The bad
1. Apartment living
The lack of a garden is wearing on Terry 3 years into it. The inability to open my door and order the kids outside while I do the "they can't help me with this" part of dinner is also frustrating.

2. Ice (can be deadly!)
Russian attics aren't insulated. Heating is central and most people keep their homes at a comfortable temperature by opening their windows. What does this mean? All the snow on roofs melts and becomes ice. Icicles as large as people can hang off the eaves and threaten those passing by. 2 of the 3 years we've lived here there have been a dozen or more icicle deaths each year - this year was particularly dry.

3. Difficult language
If I gave Spanish the attention I have given Russian, I'd be a solid 3/3 by now. Instead I am optimistically calling myself 1+/1+ and continually frustrated by my own inability to find the word I want, or if finding it being perplexed as to which case or verb form to use. The only good news is I like a challenge and the triumph I feel from small progress is exhilarating.

4. Expense
Nanny post this is most certainly not. We are also improperly COLA'd so we aren't even being made whole. Things that cost $30 in the USA (crockpot, anyone?) are over $100 here. At least it keeps the shopping down.

5. Groceries
To keep a healthy diversity of produce you are either forking over $10 for a small bunch of asparagus (when it is in stock, which is about once a month) or doing a lot of preserving in the 2 summer months that things are in season. The reason I do my zucchini-bread-a-thon in the summer (so far about 120 muffins in the freezer!) is that there is no zucchini about 6 months a year - or anything other than carrots and cabbage - so it gets some different nutrients into my kids. There are some frozen veggies that, even though technically available locally, we still bought from the commissary when we still had commissary access because they tasted like someone bought them at the store, put them in the freezer, then put on a fancy plastic bag to make us think they are professionally processed.

6. Dirt
This isn't just about dirty streets or polluted air, it's ground and water pollution and the fact that we really don't know what harmful chemicals are in our food. Nothing's organically grown here and the water has heavy metals. We buy the imported carrots even though the local ones are the cheapest and, doing the "sustainable thing", we'd normally go for local over organic if given a choice.
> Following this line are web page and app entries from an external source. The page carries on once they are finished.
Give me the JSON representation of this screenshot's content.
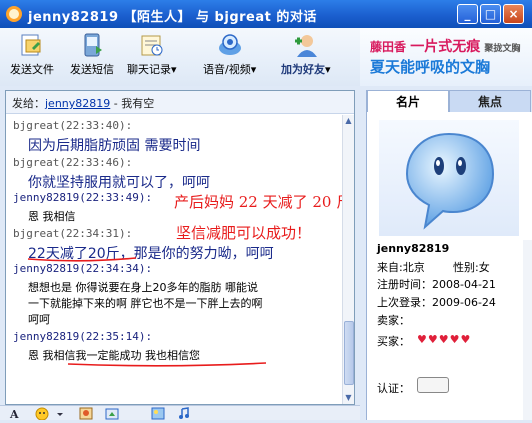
{
  "window": {
    "title": "jenny82819 【陌生人】 与 bjgreat 的对话",
    "min_label": "_",
    "max_label": "□",
    "close_label": "×"
  },
  "toolbar": {
    "buttons": [
      {
        "label": "发送文件",
        "icon": "send-file-icon"
      },
      {
        "label": "发送短信",
        "icon": "send-sms-icon"
      },
      {
        "label": "聊天记录",
        "icon": "chat-history-icon",
        "has_dropdown": true
      },
      {
        "label": "语音/视频",
        "icon": "voice-video-icon",
        "has_dropdown": true
      },
      {
        "label": "加为好友",
        "icon": "add-friend-icon",
        "has_dropdown": true
      }
    ],
    "dropdown_glyph": "▾"
  },
  "banner": {
    "brand": "藤田香",
    "slogan_big": "一片式无痕",
    "slogan_small": "聚拢文胸",
    "line2": "夏天能呼吸的文胸"
  },
  "chat": {
    "header_prefix": "发给：",
    "header_user": "jenny82819",
    "header_status": " - 我有空",
    "messages": [
      {
        "sender": "bjgreat(22:33:40):",
        "text": "因为后期脂肪顽固  需要时间"
      },
      {
        "sender": "bjgreat(22:33:46):",
        "text": "你就坚持服用就可以了，呵呵"
      },
      {
        "sender": "jenny82819(22:33:49):",
        "text": "恩  我相信"
      },
      {
        "sender": "bjgreat(22:34:31):",
        "text": "22天减了20斤，那是你的努力呦，呵呵"
      },
      {
        "sender": "jenny82819(22:34:34):",
        "text_lines": [
          "想想也是   你得说要在身上20多年的脂肪  哪能说",
          "一下就能掉下来的啊   胖它也不是一下胖上去的啊",
          "呵呵"
        ]
      },
      {
        "sender": "jenny82819(22:35:14):",
        "text": "恩   我相信我一定能成功   我也相信您"
      }
    ],
    "annotations": [
      "产后妈妈 22 天减了 20 斤！",
      "坚信减肥可以成功！"
    ],
    "accent_color": "#e81c1c"
  },
  "bottom_toolbar": {
    "icons": [
      "font-icon",
      "emoticon-icon",
      "dropdown-icon",
      "scrawl-icon",
      "screenshot-icon",
      "picture-icon",
      "music-icon"
    ]
  },
  "profile": {
    "tabs": [
      "名片",
      "焦点"
    ],
    "username": "jenny82819",
    "from_label": "来自:",
    "from_value": "北京",
    "gender_label": "性别:",
    "gender_value": "女",
    "register_label": "注册时间：",
    "register_value": "2008-04-21",
    "last_login_label": "上次登录：",
    "last_login_value": "2009-06-24",
    "seller_label": "卖家：",
    "buyer_label": "买家：",
    "cert_label": "认证："
  }
}
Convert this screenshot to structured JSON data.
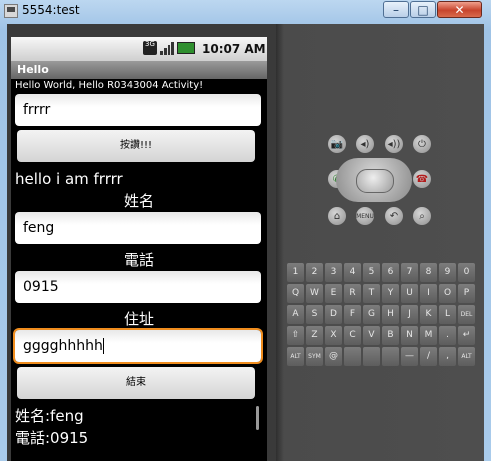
{
  "window": {
    "title": "5554:test",
    "minimize": "–",
    "maximize": "□",
    "close": "✕"
  },
  "statusbar": {
    "time": "10:07 AM",
    "network": "3G"
  },
  "app": {
    "title": "Hello",
    "subtitle": "Hello World, Hello R0343004 Activity!",
    "top_input": "frrrr",
    "press_button": "按讚!!!",
    "greeting": "hello i am frrrr",
    "name_label": "姓名",
    "name_value": "feng",
    "phone_label": "電話",
    "phone_value": "0915",
    "address_label": "住址",
    "address_value": "gggghhhhh",
    "end_button": "結束",
    "result_name": "姓名:feng",
    "result_phone": "電話:0915"
  },
  "keyboard": {
    "rows": [
      [
        "1",
        "2",
        "3",
        "4",
        "5",
        "6",
        "7",
        "8",
        "9",
        "0"
      ],
      [
        "Q",
        "W",
        "E",
        "R",
        "T",
        "Y",
        "U",
        "I",
        "O",
        "P"
      ],
      [
        "A",
        "S",
        "D",
        "F",
        "G",
        "H",
        "J",
        "K",
        "L",
        "DEL"
      ],
      [
        "⇧",
        "Z",
        "X",
        "C",
        "V",
        "B",
        "N",
        "M",
        ".",
        "↵"
      ],
      [
        "ALT",
        "SYM",
        "@",
        " ",
        " ",
        " ",
        "—",
        "/",
        ",",
        "ALT"
      ]
    ]
  },
  "controls": {
    "camera": "📷",
    "vol_down": "◂)",
    "vol_up": "◂))",
    "power": "⏻",
    "call": "✆",
    "end_call": "☎",
    "home": "⌂",
    "menu": "MENU",
    "back": "↶",
    "search": "⌕"
  }
}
7. Darkness
A lot of people have trouble with this one. I used to say that if you worked a 9-5 job in New England you went to work in the dark and came home in the dark so does it matter whether you missed 7h or 3h of light in between? As a partly SAHM, I feel the darkness more strongly. I'm not comfortable having the kids in the park in the morning when it's pitch black. It's also partly Medvedev's fault for cancelling standard time last year - we stayed on daylight savings so the sun came up at 11am. DAWN was 11am, not even full daylight.
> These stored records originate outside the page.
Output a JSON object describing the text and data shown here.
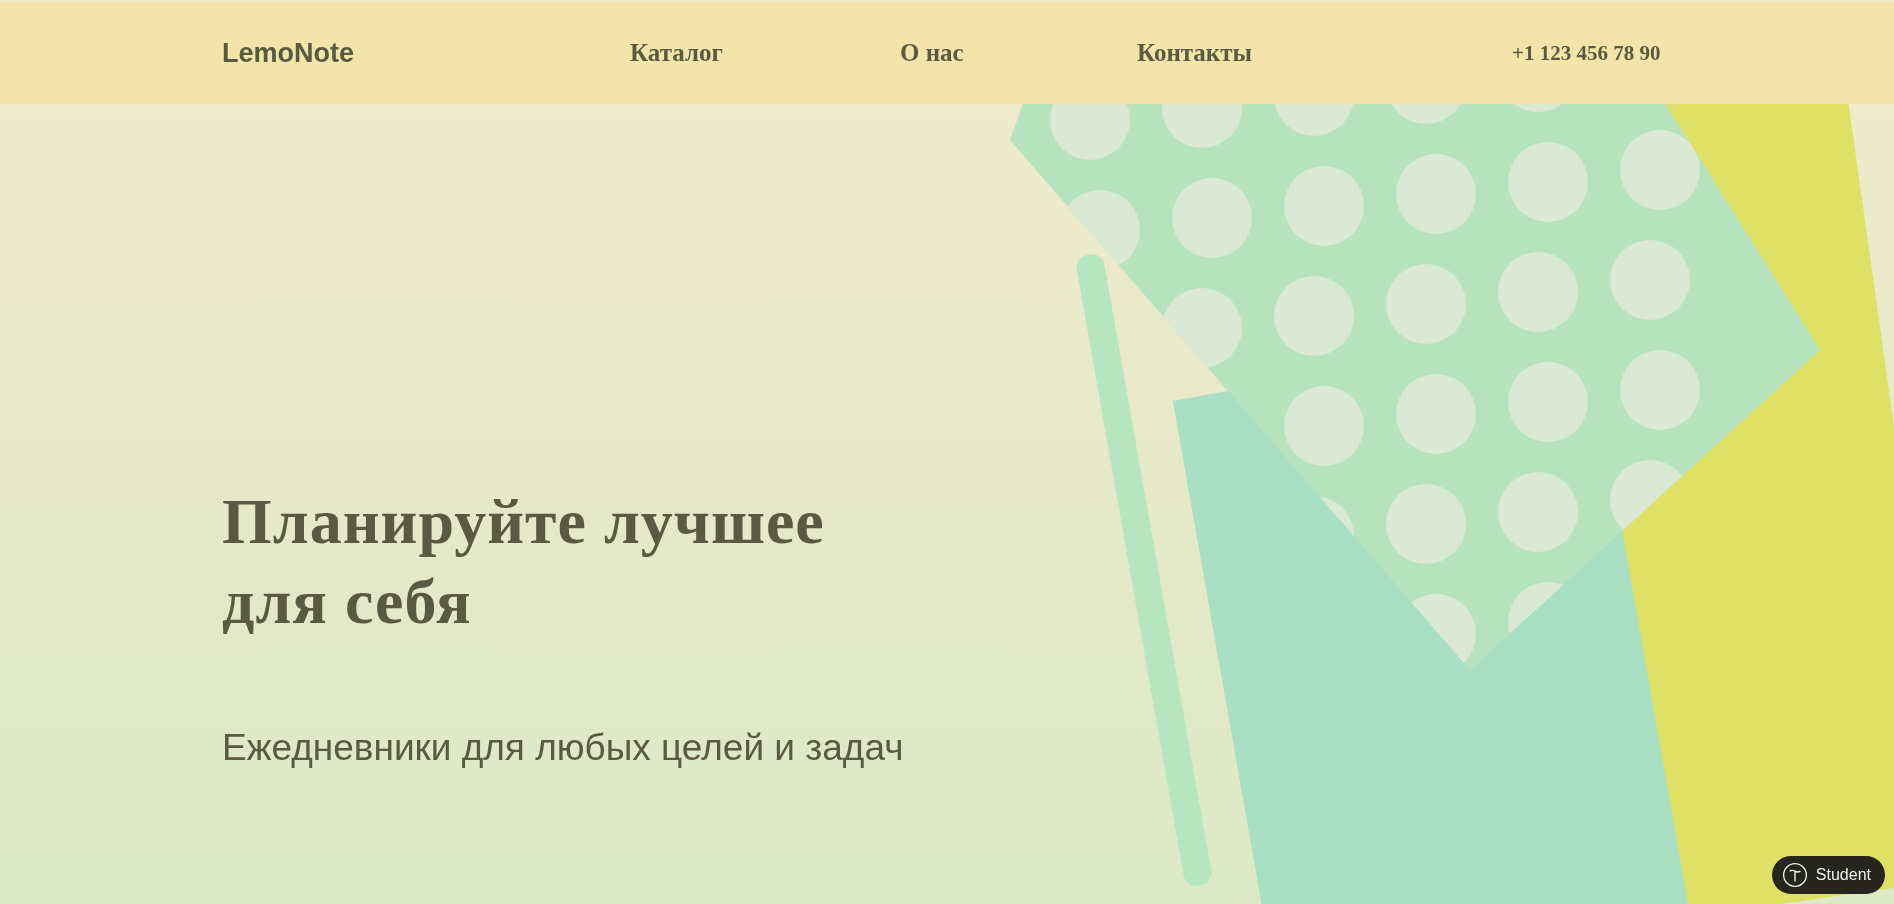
{
  "header": {
    "logo": "LemoNote",
    "nav": [
      {
        "label": "Каталог"
      },
      {
        "label": "О нас"
      },
      {
        "label": "Контакты"
      }
    ],
    "phone": "+1 123 456 78 90"
  },
  "hero": {
    "title_lines": [
      "Планируйте лучшее",
      "для себя"
    ],
    "subtitle": "Ежедневники для любых целей и задач"
  },
  "badge": {
    "label": "Student"
  }
}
8. Driving
OK this one isn't actually a problem for me but I put it in for fairness. Petersburgians drive like Philadelphians. Many Americans aren't happy about driving in Philly. My only issues with Philly involved the supernarrow streets in South Philly, and I haven't encountered those here. Driving the wrong way down a one-way, illegal u-turns, parking on the sidewalk? Par for the course.
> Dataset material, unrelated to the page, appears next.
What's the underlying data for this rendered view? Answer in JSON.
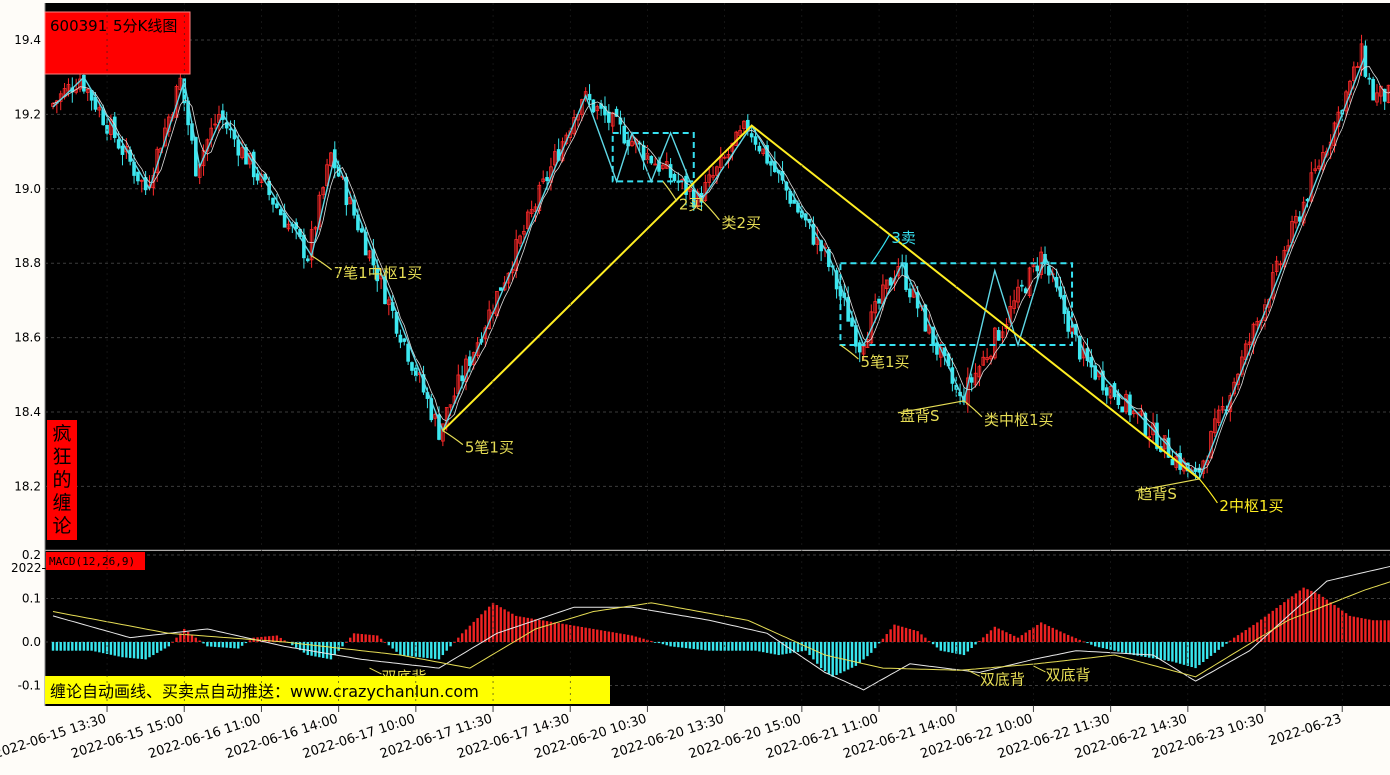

9. Burocracy
Every month I have to pay Alex's detsky sad bill at the local bank. It means standing in a sort of line - Russians don't exactly line up, they call out "kto paslaydnie" (who's last?) and then focus on that person. It has to be in cash and I hand the teller the bill, the cash then wait for ... what? I have no idea. Terry lets the internet bills pile up for a few months before paying them because it's the same dealio. Alex is at a private detsky sad because a couple of native Russian speakers have told me the language issue isn't even half the problem with getting a child registered for a public school, it's the red tape.

10. Sushi
I love sushi. Terry stupidly lived in Japan and won't eat it anywhere else now. Every restaurant here serves sushi, whether the restaurant bills itself as, and the rest of the menu is comprised of, Italian, Georgian, French bistro, pub, you get the picture. And all of it is awful. What a tease!

No comments: